Task material Start Marker

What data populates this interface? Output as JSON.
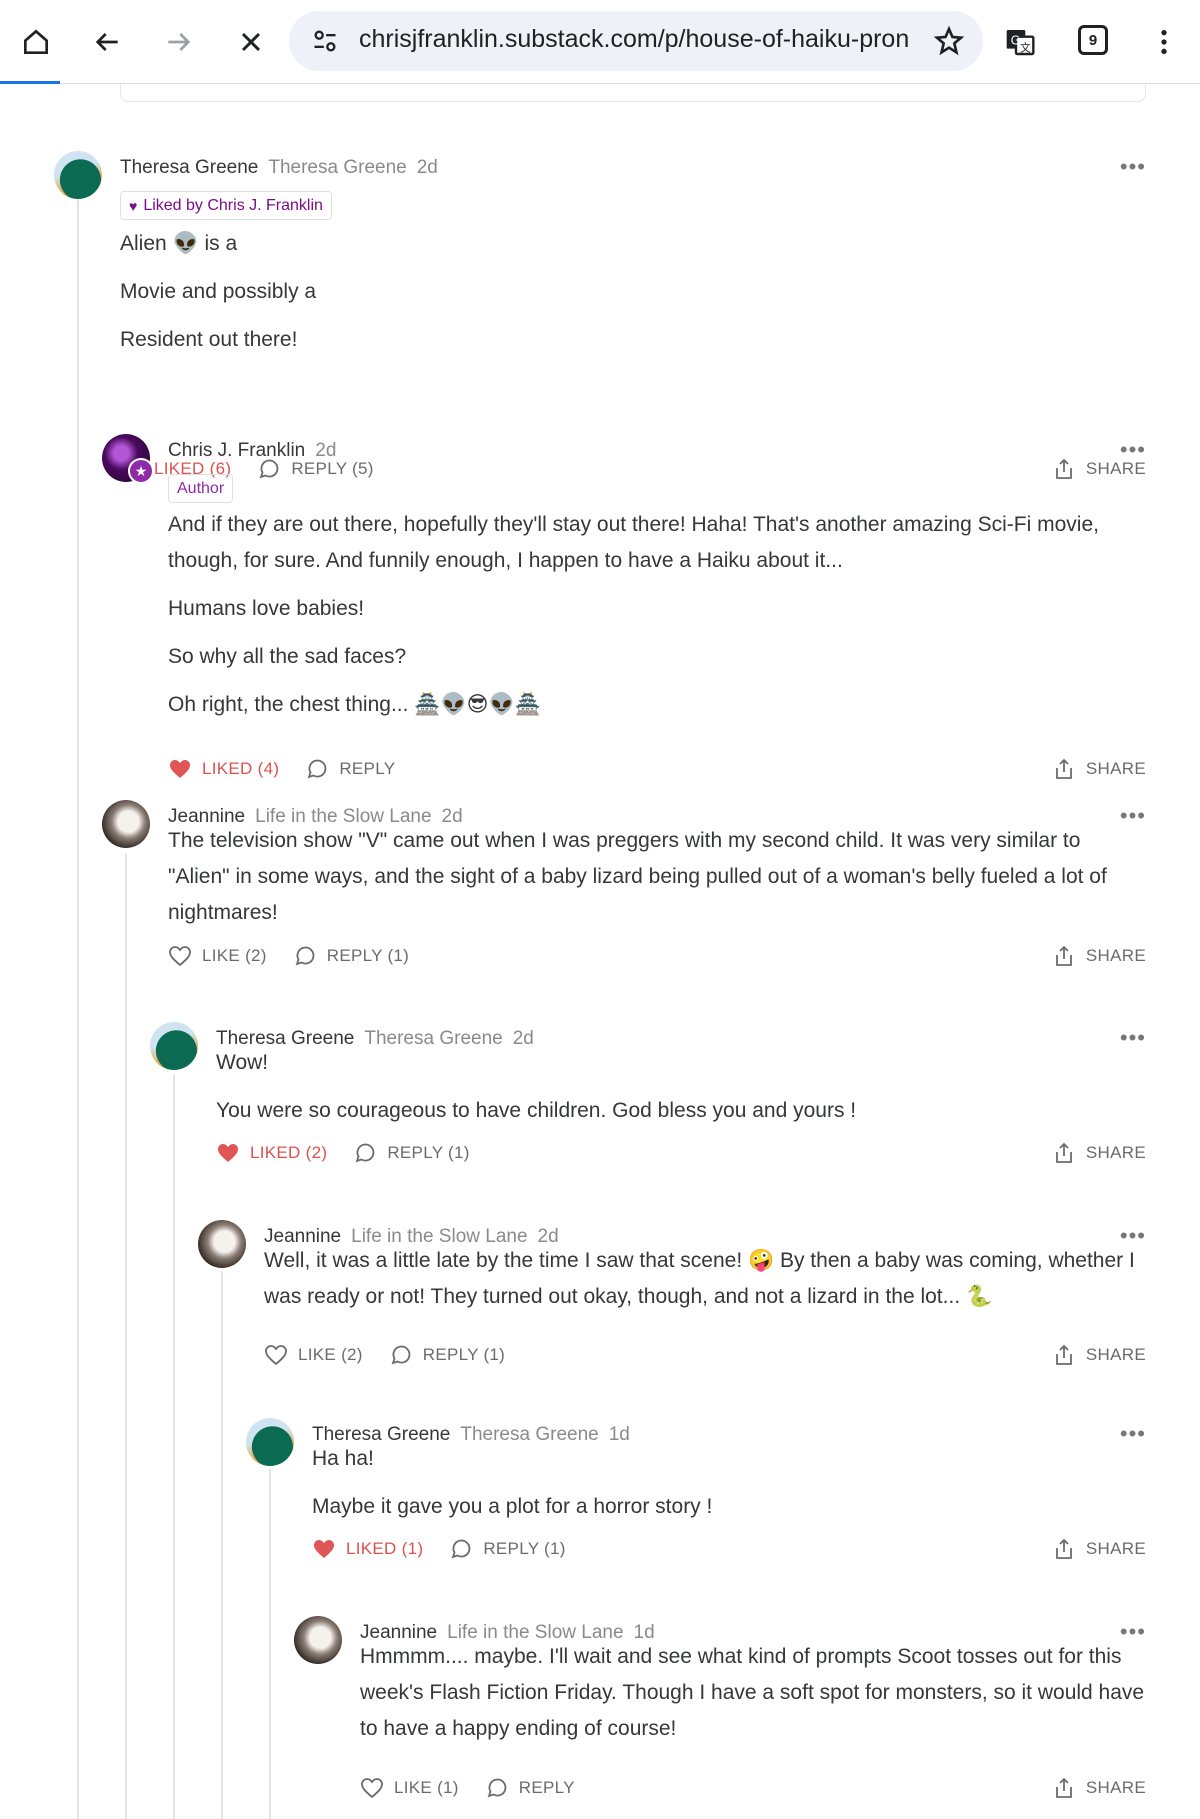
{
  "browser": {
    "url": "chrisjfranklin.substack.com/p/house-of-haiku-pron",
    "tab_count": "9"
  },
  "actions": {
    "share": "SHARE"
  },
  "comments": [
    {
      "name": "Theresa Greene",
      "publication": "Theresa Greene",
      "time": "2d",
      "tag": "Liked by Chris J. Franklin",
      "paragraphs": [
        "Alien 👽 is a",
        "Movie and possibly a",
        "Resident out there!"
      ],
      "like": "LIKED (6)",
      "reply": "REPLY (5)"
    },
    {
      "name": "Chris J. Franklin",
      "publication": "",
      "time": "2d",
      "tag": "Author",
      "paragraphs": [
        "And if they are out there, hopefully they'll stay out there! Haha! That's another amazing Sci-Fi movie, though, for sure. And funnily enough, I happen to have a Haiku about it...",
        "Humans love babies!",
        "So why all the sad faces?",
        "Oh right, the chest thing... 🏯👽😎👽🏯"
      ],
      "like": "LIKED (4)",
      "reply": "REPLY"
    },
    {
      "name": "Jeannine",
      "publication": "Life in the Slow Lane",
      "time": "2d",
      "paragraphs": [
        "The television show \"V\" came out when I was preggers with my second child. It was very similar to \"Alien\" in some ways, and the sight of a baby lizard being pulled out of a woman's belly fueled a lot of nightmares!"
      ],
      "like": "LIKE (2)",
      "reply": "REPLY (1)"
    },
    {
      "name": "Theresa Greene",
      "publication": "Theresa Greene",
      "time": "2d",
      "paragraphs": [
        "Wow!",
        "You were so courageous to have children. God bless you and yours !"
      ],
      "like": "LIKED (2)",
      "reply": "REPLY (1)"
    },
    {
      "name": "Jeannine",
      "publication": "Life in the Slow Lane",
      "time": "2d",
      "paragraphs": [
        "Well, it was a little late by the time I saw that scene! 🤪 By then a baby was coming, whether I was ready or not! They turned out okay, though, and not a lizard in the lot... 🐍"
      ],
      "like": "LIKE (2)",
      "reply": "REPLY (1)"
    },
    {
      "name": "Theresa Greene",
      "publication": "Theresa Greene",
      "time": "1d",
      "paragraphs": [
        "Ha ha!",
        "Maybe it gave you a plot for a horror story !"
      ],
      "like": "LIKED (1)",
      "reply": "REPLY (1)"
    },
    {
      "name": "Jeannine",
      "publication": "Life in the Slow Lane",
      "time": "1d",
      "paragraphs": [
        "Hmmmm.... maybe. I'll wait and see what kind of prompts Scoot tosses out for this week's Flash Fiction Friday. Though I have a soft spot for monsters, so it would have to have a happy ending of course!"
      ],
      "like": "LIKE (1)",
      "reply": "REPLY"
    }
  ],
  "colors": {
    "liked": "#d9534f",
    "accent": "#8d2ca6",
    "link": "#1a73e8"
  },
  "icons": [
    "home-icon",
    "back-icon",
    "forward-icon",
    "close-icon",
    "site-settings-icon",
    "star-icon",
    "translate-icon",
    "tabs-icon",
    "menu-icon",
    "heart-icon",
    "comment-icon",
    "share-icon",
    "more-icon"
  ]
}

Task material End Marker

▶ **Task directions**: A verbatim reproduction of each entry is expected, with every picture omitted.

▶ **Finished task**:
What data populates this interface? Output as JSON.
{
  "browser": {
    "url": "chrisjfranklin.substack.com/p/house-of-haiku-pron",
    "tab_count": "9"
  },
  "actions": {
    "share": "SHARE"
  },
  "comments": [
    {
      "name": "Theresa Greene",
      "publication": "Theresa Greene",
      "time": "2d",
      "tag": "Liked by Chris J. Franklin",
      "paragraphs": [
        "Alien 👽 is a",
        "Movie and possibly a",
        "Resident out there!"
      ],
      "like": "LIKED (6)",
      "reply": "REPLY (5)"
    },
    {
      "name": "Chris J. Franklin",
      "publication": "",
      "time": "2d",
      "tag": "Author",
      "paragraphs": [
        "And if they are out there, hopefully they'll stay out there! Haha! That's another amazing Sci-Fi movie, though, for sure. And funnily enough, I happen to have a Haiku about it...",
        "Humans love babies!",
        "So why all the sad faces?",
        "Oh right, the chest thing... 🏯👽😎👽🏯"
      ],
      "like": "LIKED (4)",
      "reply": "REPLY"
    },
    {
      "name": "Jeannine",
      "publication": "Life in the Slow Lane",
      "time": "2d",
      "paragraphs": [
        "The television show \"V\" came out when I was preggers with my second child. It was very similar to \"Alien\" in some ways, and the sight of a baby lizard being pulled out of a woman's belly fueled a lot of nightmares!"
      ],
      "like": "LIKE (2)",
      "reply": "REPLY (1)"
    },
    {
      "name": "Theresa Greene",
      "publication": "Theresa Greene",
      "time": "2d",
      "paragraphs": [
        "Wow!",
        "You were so courageous to have children. God bless you and yours !"
      ],
      "like": "LIKED (2)",
      "reply": "REPLY (1)"
    },
    {
      "name": "Jeannine",
      "publication": "Life in the Slow Lane",
      "time": "2d",
      "paragraphs": [
        "Well, it was a little late by the time I saw that scene! 🤪 By then a baby was coming, whether I was ready or not! They turned out okay, though, and not a lizard in the lot... 🐍"
      ],
      "like": "LIKE (2)",
      "reply": "REPLY (1)"
    },
    {
      "name": "Theresa Greene",
      "publication": "Theresa Greene",
      "time": "1d",
      "paragraphs": [
        "Ha ha!",
        "Maybe it gave you a plot for a horror story !"
      ],
      "like": "LIKED (1)",
      "reply": "REPLY (1)"
    },
    {
      "name": "Jeannine",
      "publication": "Life in the Slow Lane",
      "time": "1d",
      "paragraphs": [
        "Hmmmm.... maybe. I'll wait and see what kind of prompts Scoot tosses out for this week's Flash Fiction Friday. Though I have a soft spot for monsters, so it would have to have a happy ending of course!"
      ],
      "like": "LIKE (1)",
      "reply": "REPLY"
    }
  ],
  "colors": {
    "liked": "#d9534f",
    "accent": "#8d2ca6",
    "link": "#1a73e8"
  },
  "icons": [
    "home-icon",
    "back-icon",
    "forward-icon",
    "close-icon",
    "site-settings-icon",
    "star-icon",
    "translate-icon",
    "tabs-icon",
    "menu-icon",
    "heart-icon",
    "comment-icon",
    "share-icon",
    "more-icon"
  ]
}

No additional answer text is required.